Panasonic Open India: Shiv Kapur says foreign golfers will be troubled by polluted New Delhi air during event
'I think some of us are kind of immune to the pollution now. But it's not a good thing, the visitors and foreigners struggle a bit more,' added Shiv Kapur, who is from Delhi.
New Delhi: New Delhi's polluted air is a concern for golfers at a key Asian Tour event in the Indian capital this week, according to leading player Shiv Kapur.
Kapur said he would struggle through the Panasonic Open India starting on Thursday but foreign players in particular would have a hard time in the growing smog.
"You are spending five hours outdoors in bad air and smog," the 36-year-old defending champion said. "You are out there for a long period of time."
"I think for some of us we are kind of immune to it now. But it's not a good thing, the visitors and foreigners struggle a bit more," added Kapur, who is from Delhi.
The Indian capital's pollution has taken a toll on sport.
Last December Sri Lankan cricketers wore face masks during a Test match in Delhi to protest the hazardous smog.
International cricket matches are no longer organised in the city during the winter months when the toxic smog is at a peak.
Some runners wore masks during the Delhi half marathon on Sunday, when the US embassy website showed levels of the smallest, most harmful air pollutants reached 199 — eight times the World Health Organization's recommended maximum.
"I haven't found it as bad this year as it was last year," said Kapur. "Visibility was a bit of an issue. You feel a bit of fatigue and stuff."
He added: "I am like a street dog. I am used to every kind of ailment and air quality that is out there.
"As sportsmen we are made to be hardy, play in whatever course conditions, whatever weather conditions. Hopefully we will get through without any issues."
Another rising Indian golfer Viraj Madappa is also troubled by the pollution.
"It is definitely something to be concerned about. It's not the most ideal condition to be living in. It will affect us over a long period," the 21-year-old Madappa told AFP.
"But I feel it's going to be the same for everyone. Some of the Delhi guys are used to it. It's easier to catch an infection that's in the air. Some of my friends have got a bad throat or fever," Madappa, who comes from Bangalore, said.

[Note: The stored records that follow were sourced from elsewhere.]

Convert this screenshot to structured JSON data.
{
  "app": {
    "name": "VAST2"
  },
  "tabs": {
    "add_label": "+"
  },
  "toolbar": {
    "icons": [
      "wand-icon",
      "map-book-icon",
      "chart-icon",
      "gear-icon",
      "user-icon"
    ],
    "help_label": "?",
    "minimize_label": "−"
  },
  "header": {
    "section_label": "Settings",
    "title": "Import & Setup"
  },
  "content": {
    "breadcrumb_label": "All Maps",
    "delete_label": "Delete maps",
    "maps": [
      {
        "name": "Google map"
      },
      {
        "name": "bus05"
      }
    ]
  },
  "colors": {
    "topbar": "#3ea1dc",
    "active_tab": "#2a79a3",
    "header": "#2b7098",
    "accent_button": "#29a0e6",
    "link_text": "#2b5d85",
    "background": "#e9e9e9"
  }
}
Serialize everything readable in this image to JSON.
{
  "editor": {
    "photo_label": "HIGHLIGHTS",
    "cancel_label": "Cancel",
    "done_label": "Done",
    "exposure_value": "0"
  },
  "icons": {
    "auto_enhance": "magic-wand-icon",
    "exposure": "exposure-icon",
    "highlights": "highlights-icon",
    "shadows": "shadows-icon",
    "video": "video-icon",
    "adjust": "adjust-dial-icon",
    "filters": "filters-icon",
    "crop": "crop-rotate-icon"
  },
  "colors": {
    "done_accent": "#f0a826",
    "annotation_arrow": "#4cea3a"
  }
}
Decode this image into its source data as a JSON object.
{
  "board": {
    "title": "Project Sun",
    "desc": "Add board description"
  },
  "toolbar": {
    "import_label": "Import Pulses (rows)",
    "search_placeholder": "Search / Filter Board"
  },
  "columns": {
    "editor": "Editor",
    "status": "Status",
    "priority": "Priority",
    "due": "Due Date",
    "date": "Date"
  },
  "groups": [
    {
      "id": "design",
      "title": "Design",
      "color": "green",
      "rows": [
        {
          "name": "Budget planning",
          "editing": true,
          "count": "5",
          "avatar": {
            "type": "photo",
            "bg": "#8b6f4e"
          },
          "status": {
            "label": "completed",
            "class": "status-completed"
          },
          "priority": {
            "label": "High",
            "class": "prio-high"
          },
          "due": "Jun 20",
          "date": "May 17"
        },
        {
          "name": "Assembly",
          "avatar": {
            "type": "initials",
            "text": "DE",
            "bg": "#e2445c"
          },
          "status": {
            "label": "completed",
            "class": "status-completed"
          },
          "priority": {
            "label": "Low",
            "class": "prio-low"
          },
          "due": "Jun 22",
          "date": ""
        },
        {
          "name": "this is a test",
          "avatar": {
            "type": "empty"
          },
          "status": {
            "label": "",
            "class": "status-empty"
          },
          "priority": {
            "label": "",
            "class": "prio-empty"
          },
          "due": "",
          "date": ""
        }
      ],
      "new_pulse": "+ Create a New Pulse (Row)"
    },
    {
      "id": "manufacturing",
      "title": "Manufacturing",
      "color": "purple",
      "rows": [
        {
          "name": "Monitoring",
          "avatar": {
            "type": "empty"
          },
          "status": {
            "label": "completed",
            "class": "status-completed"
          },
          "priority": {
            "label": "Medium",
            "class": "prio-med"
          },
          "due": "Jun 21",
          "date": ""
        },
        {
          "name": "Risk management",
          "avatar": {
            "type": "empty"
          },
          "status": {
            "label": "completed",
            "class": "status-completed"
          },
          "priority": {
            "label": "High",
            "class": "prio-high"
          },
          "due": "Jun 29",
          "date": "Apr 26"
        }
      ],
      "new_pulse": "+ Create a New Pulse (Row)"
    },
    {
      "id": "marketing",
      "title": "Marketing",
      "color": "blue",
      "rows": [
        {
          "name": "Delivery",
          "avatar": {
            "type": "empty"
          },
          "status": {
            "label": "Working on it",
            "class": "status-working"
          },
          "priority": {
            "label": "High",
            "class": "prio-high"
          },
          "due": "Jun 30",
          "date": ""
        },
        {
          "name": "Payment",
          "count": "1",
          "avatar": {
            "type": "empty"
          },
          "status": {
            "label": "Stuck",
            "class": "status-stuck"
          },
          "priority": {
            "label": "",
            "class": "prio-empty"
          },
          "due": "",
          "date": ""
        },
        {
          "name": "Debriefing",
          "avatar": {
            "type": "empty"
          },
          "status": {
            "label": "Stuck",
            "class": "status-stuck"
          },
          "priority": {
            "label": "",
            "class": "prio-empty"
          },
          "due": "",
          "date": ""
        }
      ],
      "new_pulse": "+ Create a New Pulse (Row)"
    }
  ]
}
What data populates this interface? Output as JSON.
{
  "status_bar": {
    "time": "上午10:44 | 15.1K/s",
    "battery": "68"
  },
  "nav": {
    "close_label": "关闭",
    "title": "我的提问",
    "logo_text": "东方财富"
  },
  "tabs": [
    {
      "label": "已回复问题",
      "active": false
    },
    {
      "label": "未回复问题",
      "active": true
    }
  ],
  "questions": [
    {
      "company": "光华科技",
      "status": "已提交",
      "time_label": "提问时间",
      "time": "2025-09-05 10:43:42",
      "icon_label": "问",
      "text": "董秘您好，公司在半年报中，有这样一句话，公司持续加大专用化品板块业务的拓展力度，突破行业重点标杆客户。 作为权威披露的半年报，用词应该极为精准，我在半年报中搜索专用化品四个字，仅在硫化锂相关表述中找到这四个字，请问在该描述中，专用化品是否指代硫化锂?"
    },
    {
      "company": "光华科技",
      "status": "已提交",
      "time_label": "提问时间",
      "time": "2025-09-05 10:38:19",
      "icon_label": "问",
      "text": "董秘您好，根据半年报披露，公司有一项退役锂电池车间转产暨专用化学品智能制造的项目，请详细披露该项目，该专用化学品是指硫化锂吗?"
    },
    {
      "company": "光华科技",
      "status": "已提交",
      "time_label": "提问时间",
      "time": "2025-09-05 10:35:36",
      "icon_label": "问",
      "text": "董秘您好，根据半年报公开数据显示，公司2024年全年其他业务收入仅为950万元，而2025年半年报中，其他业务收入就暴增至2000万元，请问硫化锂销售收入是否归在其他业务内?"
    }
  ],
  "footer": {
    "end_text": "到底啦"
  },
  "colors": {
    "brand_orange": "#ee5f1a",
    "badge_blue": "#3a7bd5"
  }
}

Madappa said that while wearing a pollution mask remains an option it is not common in golf.
Every winter, air pollution in Delhi soars as cooler air traps harmful particles from crop fires, exhaust fumes, construction dust and industrial emissions.
Smog has climbed in recent weeks as temperatures have fallen and smoke from burning stubble in neighbouring states has reached the capital, mingling with urban pollutants.
The WHO in May listed 14 Indian cities, including Delhi, in the world's top 15 with the dirtiest air.
Find latest and upcoming tech gadgets online on Tech2 Gadgets. Get technology news, gadgets reviews & ratings. Popular gadgets including laptop, tablet and mobile specifications, features, prices, comparison.
Safeway Open golf: Stewart Cink clinches first title since 2009 British Open to end 11-year winless run
Cink fired eight birdies in a seven-under par 65 at Silverado Resort in Napa, California, his 21-under total of 267 giving him a two-shot win over Harry Higgs.
World number 171 Burns stood on a 36-hole career low of 15-under 129 at Silverado Country Club in Napa, California.
PGA Tour Championship: World No 1 Dustin Johnson claims three-shot victory to clinch FedEx Cup, $15 million prize
Dustin Johnson became the first No 1 seed at the Tour Championship to win the FedEx Cup since Tiger Woods in 2009.